Crash's story is one that you don't often hear of in books or at least that I have come across: he has ADD; he wants to do well, but his father has little patience for him; every time he gets in trouble, he somehow gets away with it; he's an average student at school but is considered much more brilliant outside the classroom; and he parties pretty hard. Did you feel like you had to voice this side of adolescence or want to give this type of reader something to read?

After learning what I learned from my interviews, research and observations, I wanted to create a “warts and all” depiction of reality for these kids and everyone else in high school --- as I said before, something that they can identify with. It was crucial for me to report on what I saw as accurately as possible --- the parties and impulsive actions of the characters in the book, the alcohol and out of control drug use, all of which are rampant in high schools now. Then there is this element of a secret society of adolescence where kids take care of each othe,r and adults are considered in some ways as “the enemy." This is something that I haven’t seen documented before in a way that kids and their parents can recognize.    

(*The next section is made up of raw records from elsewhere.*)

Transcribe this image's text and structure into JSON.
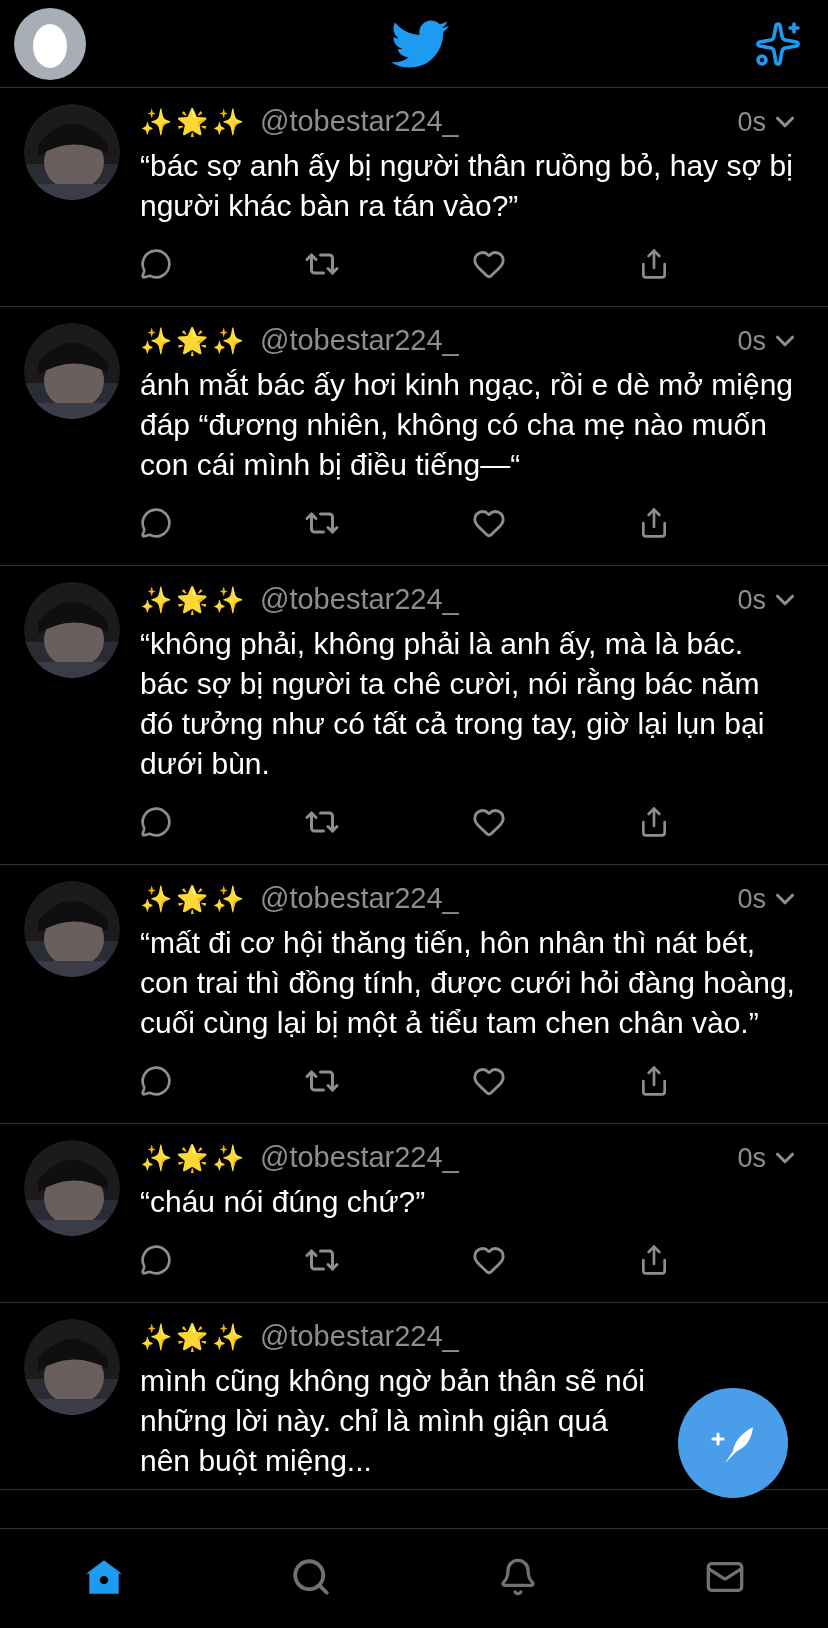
{
  "tabs": [
    {
      "kind": "home",
      "selected": true
    },
    {
      "kind": "search",
      "selected": false
    },
    {
      "kind": "notifications",
      "selected": false
    },
    {
      "kind": "messages",
      "selected": false
    }
  ],
  "tweets": [
    {
      "display_name": "✨🌟✨",
      "handle": "@tobestar224_",
      "time": "0s",
      "text": "“bác sợ anh ấy bị người thân ruồng bỏ, hay sợ bị người khác bàn ra tán vào?”",
      "kind": "full"
    },
    {
      "display_name": "✨🌟✨",
      "handle": "@tobestar224_",
      "time": "0s",
      "text": "ánh mắt bác ấy hơi kinh ngạc, rồi e dè mở miệng đáp “đương nhiên, không có cha mẹ nào muốn con cái mình bị điều tiếng—“",
      "kind": "full"
    },
    {
      "display_name": "✨🌟✨",
      "handle": "@tobestar224_",
      "time": "0s",
      "text": "“không phải, không phải là anh ấy, mà là bác. bác sợ bị người ta chê cười, nói rằng bác năm đó tưởng như có tất cả trong tay, giờ lại lụn bại dưới bùn.",
      "kind": "full"
    },
    {
      "display_name": "✨🌟✨",
      "handle": "@tobestar224_",
      "time": "0s",
      "text": "“mất đi cơ hội thăng tiến, hôn nhân thì nát bét, con trai thì đồng tính, được cưới hỏi đàng hoàng, cuối cùng lại bị một ả tiểu tam chen chân vào.”",
      "kind": "full"
    },
    {
      "display_name": "✨🌟✨",
      "handle": "@tobestar224_",
      "time": "0s",
      "text": "“cháu nói đúng chứ?”",
      "kind": "full"
    },
    {
      "display_name": "✨🌟✨",
      "handle": "@tobestar224_",
      "text": "mình cũng không ngờ bản thân sẽ nói những lời này. chỉ là mình giận quá nên buột miệng...",
      "kind": "truncated"
    }
  ]
}
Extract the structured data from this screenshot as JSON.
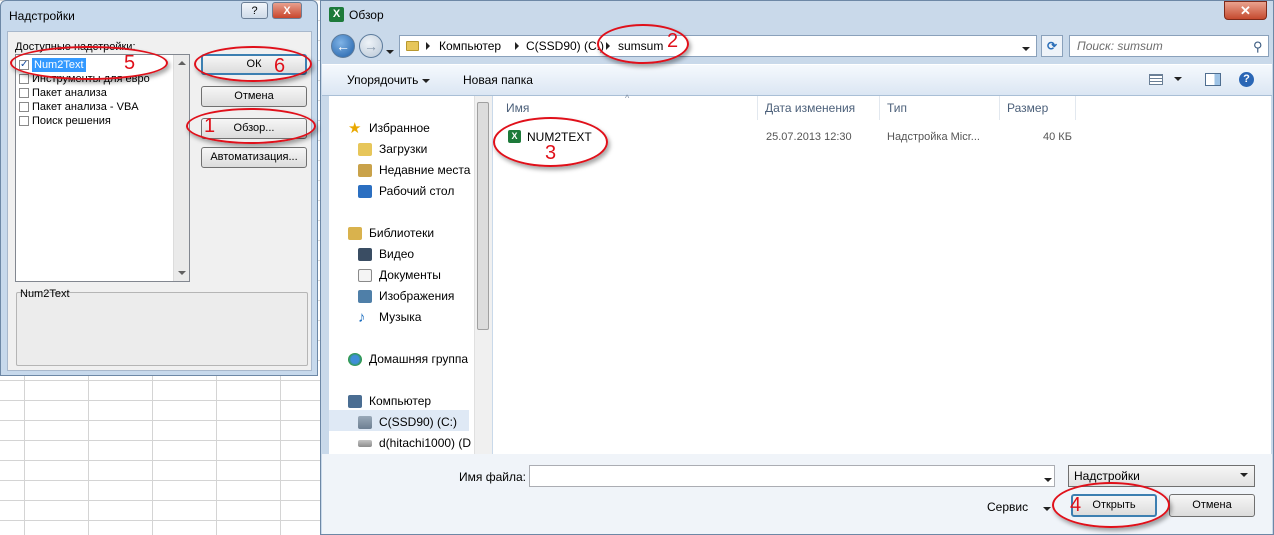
{
  "addins_dialog": {
    "title": "Надстройки",
    "help_label": "?",
    "close_label": "X",
    "available_label": "Доступные надстройки:",
    "items": [
      {
        "label": "Num2Text",
        "checked": true,
        "selected": true
      },
      {
        "label": "Инструменты для евро",
        "checked": false,
        "selected": false
      },
      {
        "label": "Пакет анализа",
        "checked": false,
        "selected": false
      },
      {
        "label": "Пакет анализа - VBA",
        "checked": false,
        "selected": false
      },
      {
        "label": "Поиск решения",
        "checked": false,
        "selected": false
      }
    ],
    "ok_label": "ОК",
    "cancel_label": "Отмена",
    "browse_label": "Обзор...",
    "automation_label": "Автоматизация...",
    "description": "Num2Text"
  },
  "open_dialog": {
    "title": "Обзор",
    "app_icon": "X",
    "close_label": "✕",
    "back_icon": "←",
    "forward_icon": "→",
    "breadcrumb": [
      "Компьютер",
      "C(SSD90) (C:)",
      "sumsum"
    ],
    "search_placeholder": "Поиск: sumsum",
    "toolbar": {
      "organize_label": "Упорядочить",
      "new_folder_label": "Новая папка"
    },
    "nav": {
      "favorites": "Избранное",
      "downloads": "Загрузки",
      "recent": "Недавние места",
      "desktop": "Рабочий стол",
      "libraries": "Библиотеки",
      "video": "Видео",
      "documents": "Документы",
      "images": "Изображения",
      "music": "Музыка",
      "homegroup": "Домашняя группа",
      "computer": "Компьютер",
      "drive_c": "C(SSD90) (C:)",
      "drive_d": "d(hitachi1000) (D"
    },
    "columns": {
      "name": "Имя",
      "date": "Дата изменения",
      "type": "Тип",
      "size": "Размер"
    },
    "file": {
      "name": "NUM2TEXT",
      "date": "25.07.2013 12:30",
      "type": "Надстройка Micr...",
      "size": "40 КБ"
    },
    "filename_label": "Имя файла:",
    "filename_value": "",
    "filetype_value": "Надстройки",
    "service_label": "Сервис",
    "open_label": "Открыть",
    "cancel_label": "Отмена"
  },
  "annotations": [
    "1",
    "2",
    "3",
    "4",
    "5",
    "6"
  ],
  "colors": {
    "annotation": "#e0101a",
    "selection": "#3399ff"
  }
}
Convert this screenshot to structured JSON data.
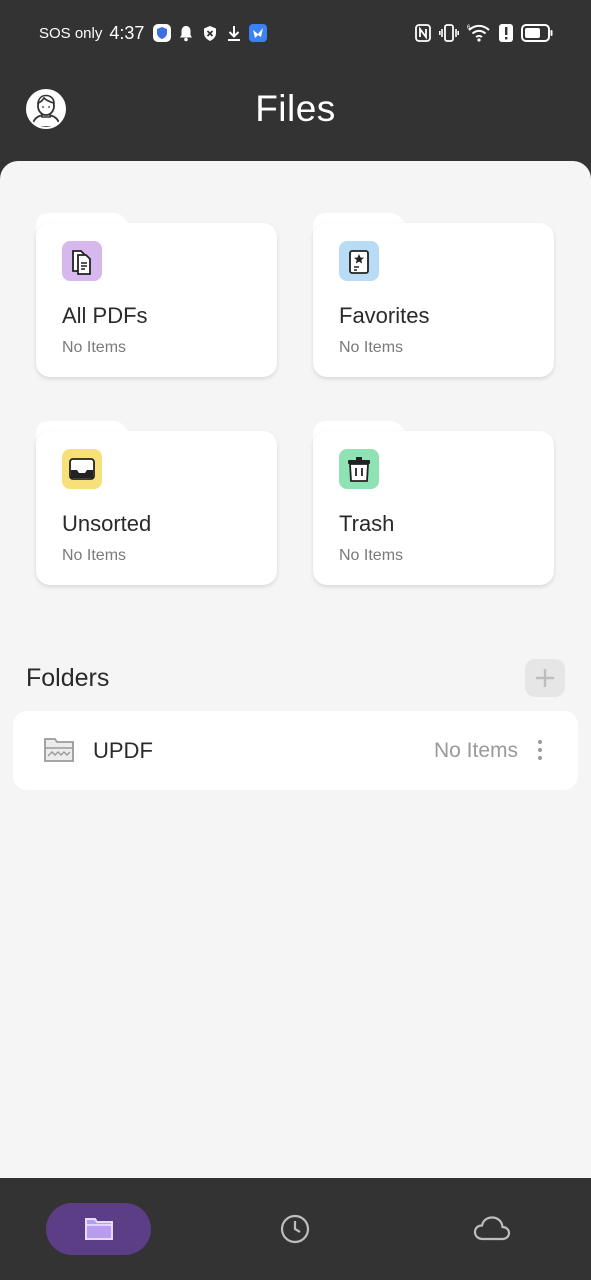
{
  "status_bar": {
    "carrier": "SOS only",
    "time": "4:37",
    "left_icons": [
      "shield-app-icon",
      "bell-icon",
      "x-shield-icon",
      "download-icon",
      "app-badge-icon"
    ],
    "right_icons": [
      "nfc-icon",
      "vibrate-icon",
      "wifi-icon",
      "alert-icon",
      "battery-icon"
    ],
    "wifi_label": "6"
  },
  "header": {
    "title": "Files",
    "avatar_icon": "avatar-icon"
  },
  "cards": [
    {
      "title": "All PDFs",
      "subtitle": "No Items",
      "icon": "documents-icon",
      "color": "#d6b8ee"
    },
    {
      "title": "Favorites",
      "subtitle": "No Items",
      "icon": "star-document-icon",
      "color": "#b9dcf6"
    },
    {
      "title": "Unsorted",
      "subtitle": "No Items",
      "icon": "inbox-tray-icon",
      "color": "#f7e07a"
    },
    {
      "title": "Trash",
      "subtitle": "No Items",
      "icon": "trash-icon",
      "color": "#8fe2b3"
    }
  ],
  "folders": {
    "heading": "Folders",
    "add_icon": "plus-icon",
    "items": [
      {
        "name": "UPDF",
        "count": "No Items",
        "icon": "folder-icon",
        "menu_icon": "more-vertical-icon"
      }
    ]
  },
  "bottom_nav": {
    "items": [
      {
        "icon": "folder-icon",
        "active": true
      },
      {
        "icon": "clock-icon",
        "active": false
      },
      {
        "icon": "cloud-icon",
        "active": false
      }
    ],
    "accent": "#5b3e86"
  }
}
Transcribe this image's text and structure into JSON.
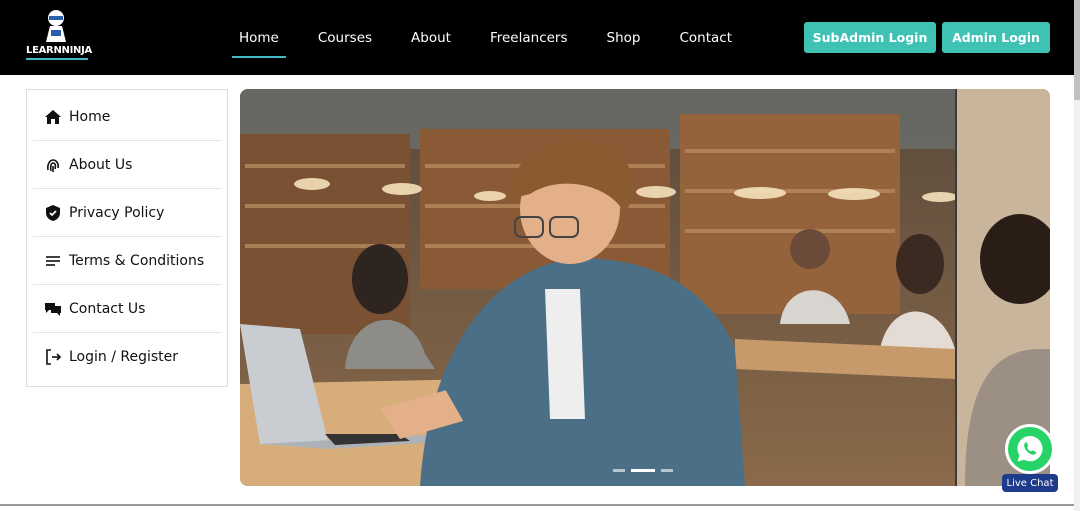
{
  "header": {
    "logo_text_main": "LEARNNINJA",
    "nav": [
      {
        "label": "Home"
      },
      {
        "label": "Courses"
      },
      {
        "label": "About"
      },
      {
        "label": "Freelancers"
      },
      {
        "label": "Shop"
      },
      {
        "label": "Contact"
      }
    ],
    "subadmin_label": "SubAdmin Login",
    "admin_label": "Admin Login"
  },
  "sidebar": {
    "items": [
      {
        "label": "Home",
        "icon": "home-icon"
      },
      {
        "label": "About Us",
        "icon": "fingerprint-icon"
      },
      {
        "label": "Privacy Policy",
        "icon": "shield-check-icon"
      },
      {
        "label": "Terms & Conditions",
        "icon": "menu-lines-icon"
      },
      {
        "label": "Contact Us",
        "icon": "chat-bubbles-icon"
      },
      {
        "label": "Login / Register",
        "icon": "login-icon"
      }
    ]
  },
  "hero": {
    "image": "student-laptop-library-photo",
    "slides": 3,
    "active_slide": 2
  },
  "chat": {
    "label": "Live Chat",
    "icon": "whatsapp-icon"
  },
  "colors": {
    "accent": "#3fc1b4",
    "topbar": "#000000",
    "chat_badge": "#1e3a8a",
    "whatsapp": "#25d366"
  }
}
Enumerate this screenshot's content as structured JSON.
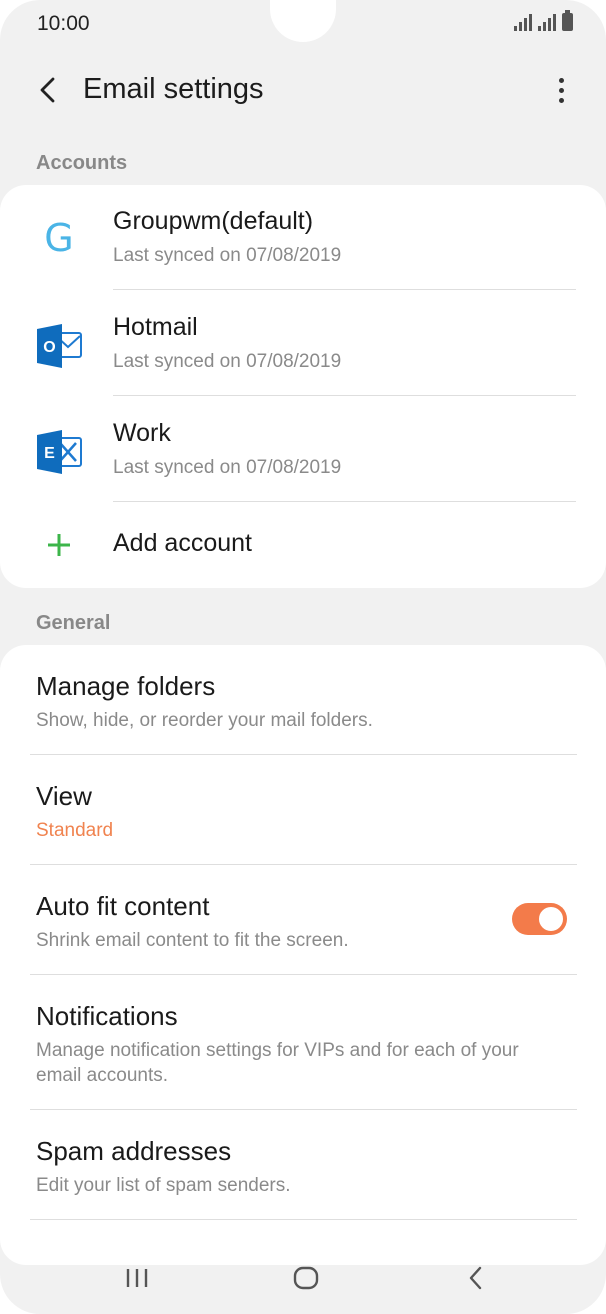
{
  "status": {
    "time": "10:00"
  },
  "header": {
    "title": "Email settings"
  },
  "sections": {
    "accounts_label": "Accounts",
    "general_label": "General"
  },
  "accounts": [
    {
      "name": "Groupwm(default)",
      "synced": "Last synced on 07/08/2019",
      "icon": "google-g-icon",
      "icon_glyph": "G"
    },
    {
      "name": "Hotmail",
      "synced": "Last synced on 07/08/2019",
      "icon": "outlook-icon",
      "icon_glyph": "O"
    },
    {
      "name": "Work",
      "synced": "Last synced on 07/08/2019",
      "icon": "exchange-icon",
      "icon_glyph": "E"
    }
  ],
  "add_account": {
    "label": "Add account",
    "icon": "plus-icon"
  },
  "settings": {
    "manage_folders": {
      "title": "Manage folders",
      "sub": "Show, hide, or reorder your mail folders."
    },
    "view": {
      "title": "View",
      "value": "Standard"
    },
    "auto_fit": {
      "title": "Auto fit content",
      "sub": "Shrink email content to fit the screen.",
      "enabled": true
    },
    "notifications": {
      "title": "Notifications",
      "sub": "Manage notification settings for VIPs and for each of your email accounts."
    },
    "spam": {
      "title": "Spam addresses",
      "sub": "Edit your list of spam senders."
    }
  },
  "colors": {
    "accent": "#f37b4a",
    "google_blue": "#4ab4e6",
    "outlook_blue": "#0f6cbd",
    "add_green": "#3cb54a"
  }
}
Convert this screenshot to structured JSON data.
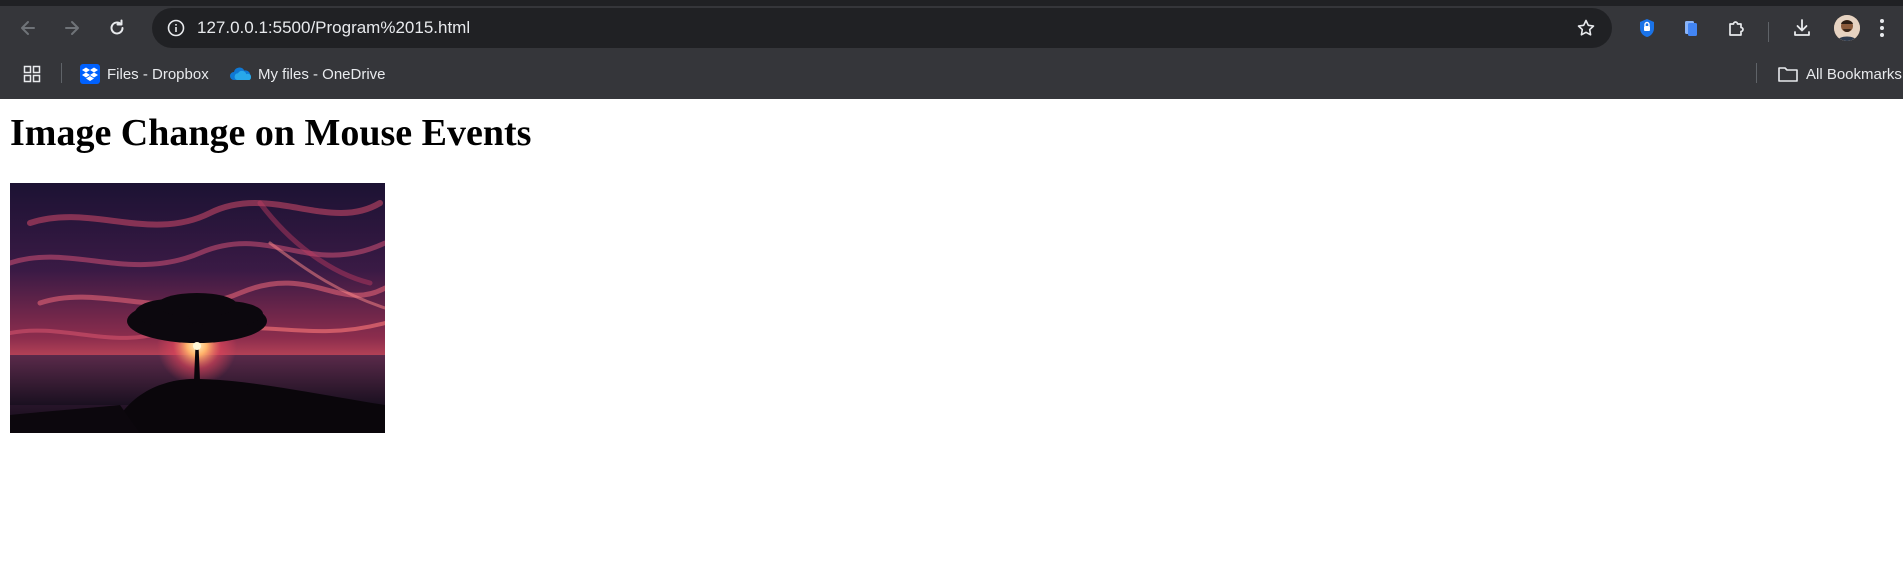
{
  "browser": {
    "url": "127.0.0.1:5500/Program%2015.html",
    "bookmarks": [
      {
        "label": "Files - Dropbox",
        "icon": "dropbox-icon"
      },
      {
        "label": "My files - OneDrive",
        "icon": "onedrive-icon"
      }
    ],
    "all_bookmarks_label": "All Bookmarks"
  },
  "page": {
    "title": "Image Change on Mouse Events",
    "image": {
      "description": "tree-silhouette-sunset-photo"
    }
  },
  "colors": {
    "chrome_bg": "#35363a",
    "omnibox_bg": "#202124",
    "chrome_text": "#e8eaed",
    "dropbox_blue": "#0061fe",
    "onedrive_blue": "#0f78d4"
  }
}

I very much wanted the book to be read by adults of teens as a wake-up call. During my research, I have heard over and over again from parents who had convinced themselves that their kids were “clean-cut” even as their kids were simultaneously confessing to wild partying. I have seen an over-riding sense of denial in the face of obvious clues, have seen parents who are over-indulgent to the point of letting their kids party in their basements and then make excuses. These are the types of things I wanted to address in the book without turning it into a piece of non-fiction.